Since then, things have gotten tougher. The incremental increase in prices from 2015 to 2019 was largely offset by constitutional and political issues surrounding petroleum transportation and de-carbonization. 2020 then introduced the ugly twin sisters – a second politically motivated price drop by Saudi and Russia along with Covid. 

Lots of companies – upstream, midstream and oil service – are looking at the shallow, gravel runway ahead and wondering what to do.

Where do we go from here?

Well, we diversify. A lot. While the answer is obvious, the paths to get there may be less so. In our view, the two broad avenues for diversification are by industry sector and geography. While CITO’s key focus is international market expansion, we thought it would be interesting to examine diversification by industry sector.

The Canadian pendulum traditionally swings back and forth between sector aggregation and sector focus. For example, during focused cycles companies were not just upstreamers, but rather oilsands, CBM or gas liquids specialists. The need for diversification is likely to push upstreamers back, way past aggregation into entirely different industry sectors – taking midstreamers and oil service players with them.

Big E Energy

Many upstreamers are now looking into Power generation to cut their costs per barrel and potentially generate carbon credits. These projects are either behind the fence, or grid-connected with excess Power volumes sold into the system. Not only would these projects de-risk the petroleum operation by cost-cutting and commodity diversification, they may prove an important way to secure funding in an otherwise tough finance market.


Upstreamers will also have to start looking at asset bases for methanol, helium and hydrogen production, or perhaps petrochemical opportunities. 


These factors will build an entirely new business space in Canada between upstreamers, midstreamers, technology companies, independent power producers and market leaders for other minerals and gases, such as helium. 

In short, Canadian petroleum companies will have to aspire to be “Big E energy” with each industry sector side-step hopefully bringing the cost savings and different commodity pricing. This will require a work force with broad project skill sets, and the differences between the various industry players will shrink.

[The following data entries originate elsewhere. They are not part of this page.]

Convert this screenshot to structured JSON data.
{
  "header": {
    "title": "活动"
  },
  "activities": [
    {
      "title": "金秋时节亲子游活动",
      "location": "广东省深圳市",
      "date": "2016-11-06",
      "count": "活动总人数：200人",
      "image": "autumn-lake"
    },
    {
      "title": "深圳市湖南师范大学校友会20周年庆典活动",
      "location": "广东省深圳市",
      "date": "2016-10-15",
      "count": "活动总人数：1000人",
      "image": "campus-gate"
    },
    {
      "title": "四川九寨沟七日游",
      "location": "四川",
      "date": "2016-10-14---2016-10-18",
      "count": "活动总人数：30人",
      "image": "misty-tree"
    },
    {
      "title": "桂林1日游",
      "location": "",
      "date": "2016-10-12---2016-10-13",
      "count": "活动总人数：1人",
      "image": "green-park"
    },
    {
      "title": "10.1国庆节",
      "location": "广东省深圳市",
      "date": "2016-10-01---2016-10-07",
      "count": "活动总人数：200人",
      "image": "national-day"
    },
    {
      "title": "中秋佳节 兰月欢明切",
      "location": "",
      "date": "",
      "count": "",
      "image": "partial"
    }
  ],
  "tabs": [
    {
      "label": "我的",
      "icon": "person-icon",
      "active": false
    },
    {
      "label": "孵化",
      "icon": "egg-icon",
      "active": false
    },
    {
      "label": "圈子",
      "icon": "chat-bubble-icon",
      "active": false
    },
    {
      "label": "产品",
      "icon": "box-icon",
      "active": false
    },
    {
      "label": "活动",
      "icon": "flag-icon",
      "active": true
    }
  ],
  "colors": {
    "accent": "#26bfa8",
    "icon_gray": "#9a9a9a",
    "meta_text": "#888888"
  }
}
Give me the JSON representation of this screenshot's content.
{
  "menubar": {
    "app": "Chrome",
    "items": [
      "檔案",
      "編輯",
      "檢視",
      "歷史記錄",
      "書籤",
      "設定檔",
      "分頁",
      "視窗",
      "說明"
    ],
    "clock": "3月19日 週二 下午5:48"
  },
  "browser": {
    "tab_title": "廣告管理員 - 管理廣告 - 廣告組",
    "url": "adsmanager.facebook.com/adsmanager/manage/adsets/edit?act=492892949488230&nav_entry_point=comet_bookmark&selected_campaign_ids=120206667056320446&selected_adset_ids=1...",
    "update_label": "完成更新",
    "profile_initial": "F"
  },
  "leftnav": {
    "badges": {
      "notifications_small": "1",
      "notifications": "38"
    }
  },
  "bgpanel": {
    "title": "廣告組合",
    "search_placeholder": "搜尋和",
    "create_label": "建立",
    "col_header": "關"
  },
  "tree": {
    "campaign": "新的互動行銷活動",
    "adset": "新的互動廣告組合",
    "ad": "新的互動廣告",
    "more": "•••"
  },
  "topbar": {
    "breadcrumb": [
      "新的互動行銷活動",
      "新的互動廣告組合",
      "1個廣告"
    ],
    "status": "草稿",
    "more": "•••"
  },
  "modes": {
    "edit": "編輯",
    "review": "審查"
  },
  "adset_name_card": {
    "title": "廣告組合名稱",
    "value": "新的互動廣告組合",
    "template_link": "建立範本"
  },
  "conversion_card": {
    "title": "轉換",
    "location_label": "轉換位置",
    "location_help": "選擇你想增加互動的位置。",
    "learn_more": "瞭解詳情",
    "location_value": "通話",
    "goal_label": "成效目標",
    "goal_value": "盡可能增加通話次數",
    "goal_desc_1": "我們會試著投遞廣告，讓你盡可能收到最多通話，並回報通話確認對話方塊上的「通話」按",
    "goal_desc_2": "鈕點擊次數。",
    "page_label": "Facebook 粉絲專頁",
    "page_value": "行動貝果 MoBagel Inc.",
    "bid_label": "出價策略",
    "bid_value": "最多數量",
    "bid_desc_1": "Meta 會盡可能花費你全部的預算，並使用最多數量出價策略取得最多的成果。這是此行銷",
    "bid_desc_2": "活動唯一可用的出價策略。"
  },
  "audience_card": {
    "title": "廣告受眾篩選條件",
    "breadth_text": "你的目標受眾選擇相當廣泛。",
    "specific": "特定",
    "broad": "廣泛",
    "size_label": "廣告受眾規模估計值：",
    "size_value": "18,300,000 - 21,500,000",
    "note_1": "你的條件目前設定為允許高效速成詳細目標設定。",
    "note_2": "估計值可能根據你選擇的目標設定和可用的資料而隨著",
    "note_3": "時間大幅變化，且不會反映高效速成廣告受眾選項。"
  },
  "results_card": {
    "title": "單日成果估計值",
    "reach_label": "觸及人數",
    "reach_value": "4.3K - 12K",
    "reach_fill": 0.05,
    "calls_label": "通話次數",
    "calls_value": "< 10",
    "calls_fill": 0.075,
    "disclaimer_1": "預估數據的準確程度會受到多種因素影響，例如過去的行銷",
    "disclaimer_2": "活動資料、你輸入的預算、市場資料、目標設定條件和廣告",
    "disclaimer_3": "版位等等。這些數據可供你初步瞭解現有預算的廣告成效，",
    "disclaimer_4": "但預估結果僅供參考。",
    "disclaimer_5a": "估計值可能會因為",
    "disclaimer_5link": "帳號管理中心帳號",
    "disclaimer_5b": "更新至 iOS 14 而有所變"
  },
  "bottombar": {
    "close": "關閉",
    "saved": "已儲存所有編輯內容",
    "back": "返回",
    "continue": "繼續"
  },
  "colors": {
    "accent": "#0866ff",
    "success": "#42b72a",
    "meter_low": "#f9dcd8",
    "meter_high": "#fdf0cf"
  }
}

As the nature of project work diversifies by industry sector, so too will the energy service market. Power facility EPCs will have to become more conversant with gas production operations to develop flare-gas power projects. Similarly, an EPC that can build modularized methanol production units, while be able to serve two markets at one time. An oil service company capable of doing O&M on power turbines will be less affected by oil price volatility. A drilling company that understands the subtleties of tapping nitrogen reservoirs will have a leg up on helium production. 

The Cross-Roads

Companies can either try to continue doing what they have been doing, hoping for a turnaround, or they can diversify their focus and skill sets. While the Canadian petroleum industry has hit the cross-roads, there is something exciting about building new patterns of commerce here out West.

As Alfred Whitehead said, “It is the business of the future to be dangerous; and it is among the merits of science that it equips the future for its duties”. We can include the merits of business adaptation in this too. Let’s get to it!